See biography by S. G. Pugliese 2009).
(born May 1, 1900, Pescina dei Marsi, Italy—died Aug. 22, 1978, Geneva, Switz.) Italian novelist, short-story writer, and political leader. A founder of the Italian Communist party in 1921, he was active in the party until the fascists drove him into exile. In 1930 he settled in Switzerland, became disillusioned with communism, and began to write antifascist works. He became internationally famous with his first novel, Fontamara (1930), which was followed by the novels Bread and Wine (1937) and The Seed Beneath the Snow (1940) and the satire The School for Dictators (1938). After World War II he returned to Italian politics before retiring to write such works as A Handful of Blackberries (1952).
Learn more about Silone, Ignazio with a free trial on Britannica.com.
He was a founder member of the breakaway Italian Communist Party (PCI) in 1921, becoming one of its covert leaders during the Fascist regime. Ignazio's brother Romolo Tranquilli was arrested in 1928 for being a member of the PCI, and he died in prison in 1931 as a result of the severe beatings he received.
The United States Army printed unauthorised versions of Fontamara and Bread and Wine and distributed them to the Italians during the liberation of Italy after 1943. These two books together with The Seed Beneath the Snow form the Abruzzo Trilogy. Silone returned to Italy only in 1944, and two years later he was elected as a PSI deputy.
In the course of World War II, he had become the leader of a clandestine Socialist organization operating from Switzerland to support resistance groups in Nazi Germany-occupied Northern Italy. He also became an Office of Strategic Services (OSS) agent under the pseudonym of Len.
Following his contribution to anti-communist anthology The God That Failed (1949), Silone joined the Congress of Cultural Freedom and edited Tempo Presente. In 1967, with the discovery that the journal received secret funds from the United States Central Intelligence Agency, Silone resigned and devoted all his energies to the writing of novels and autobiographical essays.
In 1969 he was awarded the Jerusalem Prize, a literary award for writers who deal with the theme of individual freedom and society. In 1971 he was the recipient of the prestigious Prix mondial Cino Del Duca.

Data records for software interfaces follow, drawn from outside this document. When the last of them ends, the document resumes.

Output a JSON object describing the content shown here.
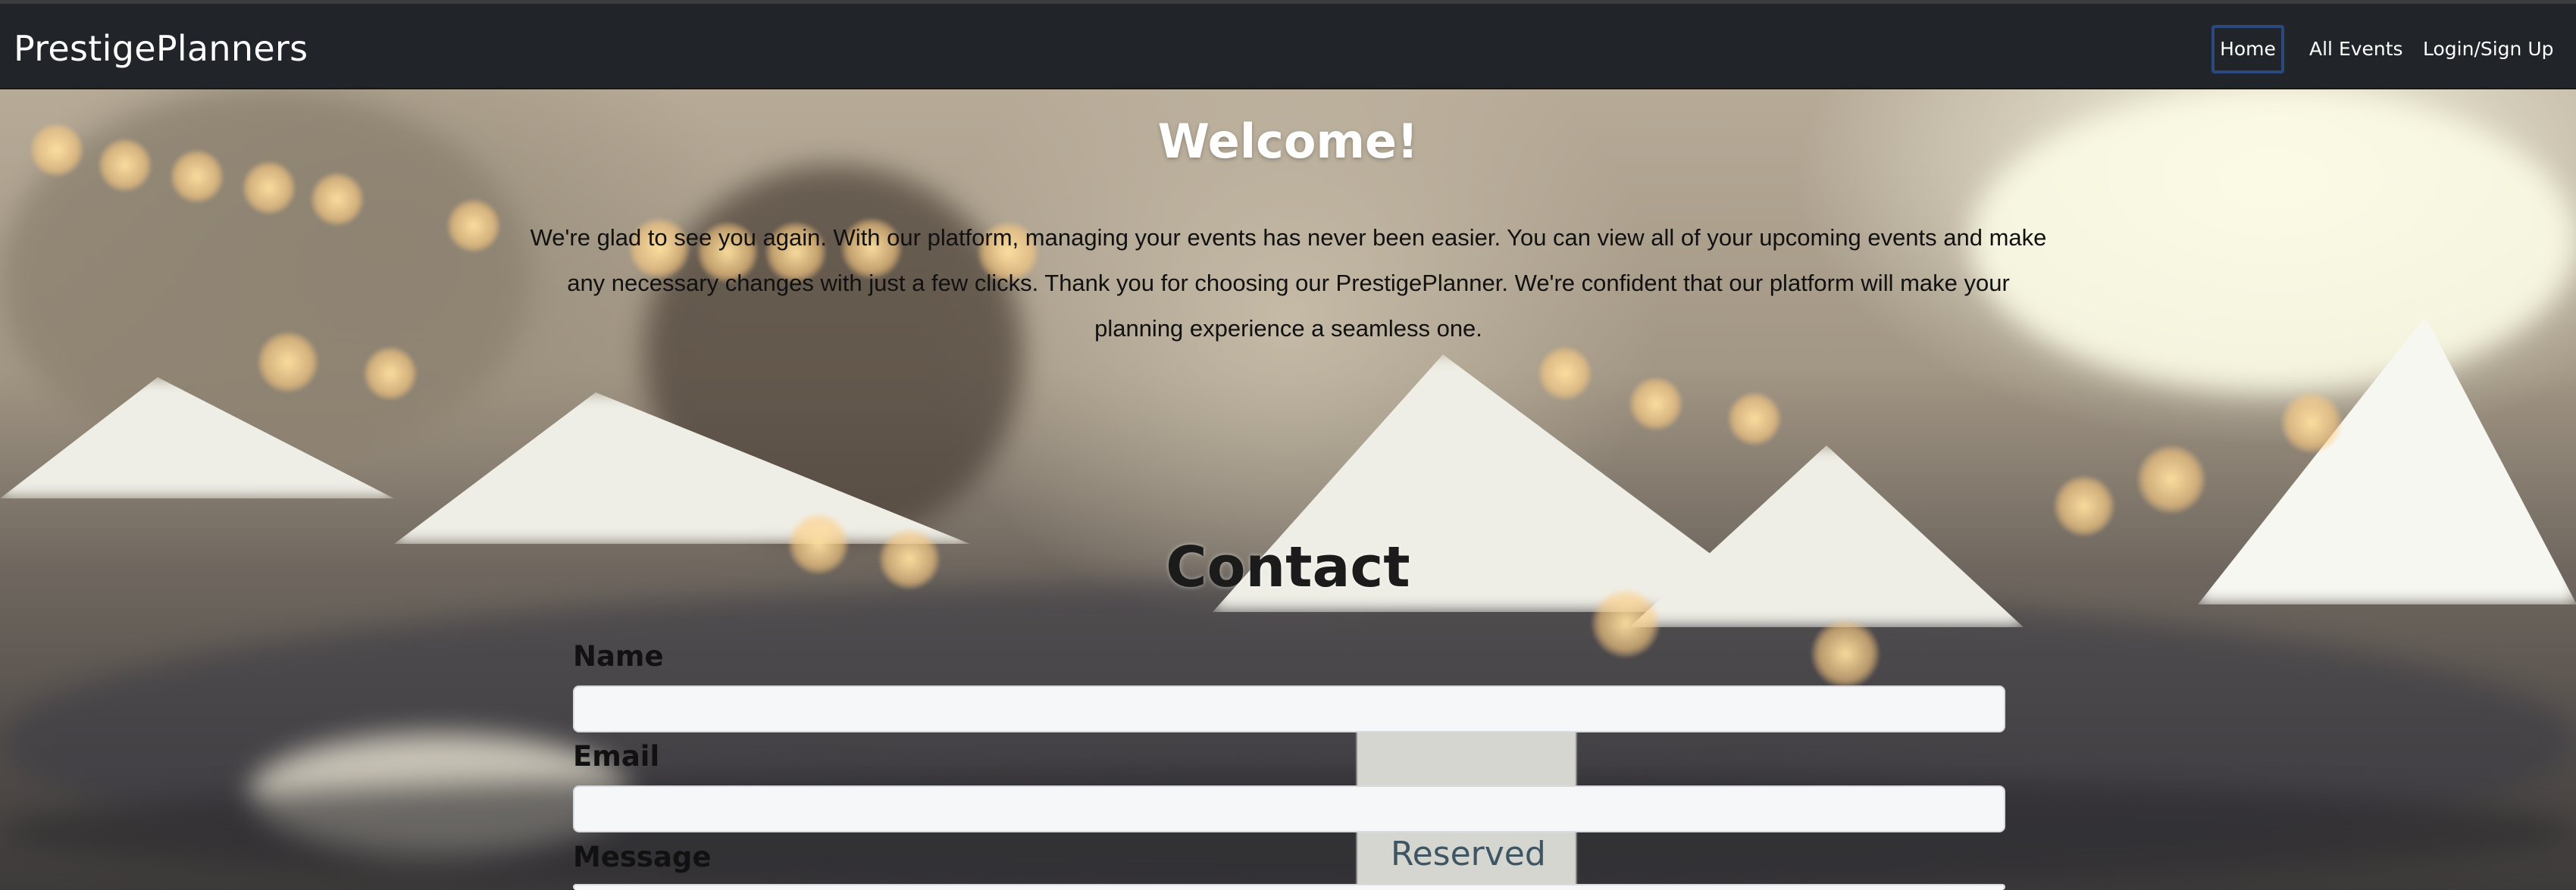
{
  "navbar": {
    "brand": "PrestigePlanners",
    "links": [
      {
        "label": "Home",
        "active": true
      },
      {
        "label": "All Events",
        "active": false
      },
      {
        "label": "Login/Sign Up",
        "active": false
      }
    ]
  },
  "welcome": {
    "title": "Welcome!",
    "text": "We're glad to see you again. With our platform, managing your events has never been easier. You can view all of your upcoming events and make any necessary changes with just a few clicks. Thank you for choosing our PrestigePlanner. We're confident that our platform will make your planning experience a seamless one."
  },
  "contact": {
    "title": "Contact",
    "name_label": "Name",
    "name_value": "",
    "email_label": "Email",
    "email_value": "",
    "message_label": "Message"
  },
  "background": {
    "sign_text": "Reserved"
  },
  "colors": {
    "navbar": "#212529",
    "active_border": "#2a4a7f",
    "input_bg": "#f6f7f9"
  }
}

Italian historian Giuseppe Tamburrano, however, maintains that some police documents produced by Biocca and Canali cannot be attributed to Silone.
A 2005 biography by Biocca also includes documents showing Silone's involvement with the American intelligence during and after the World War, ultimately suggesting that Silone's political stands (as well as extensive literary work) should be reconsidered in light of a more complex personality and a deep sense of remorse.
The Secret of luca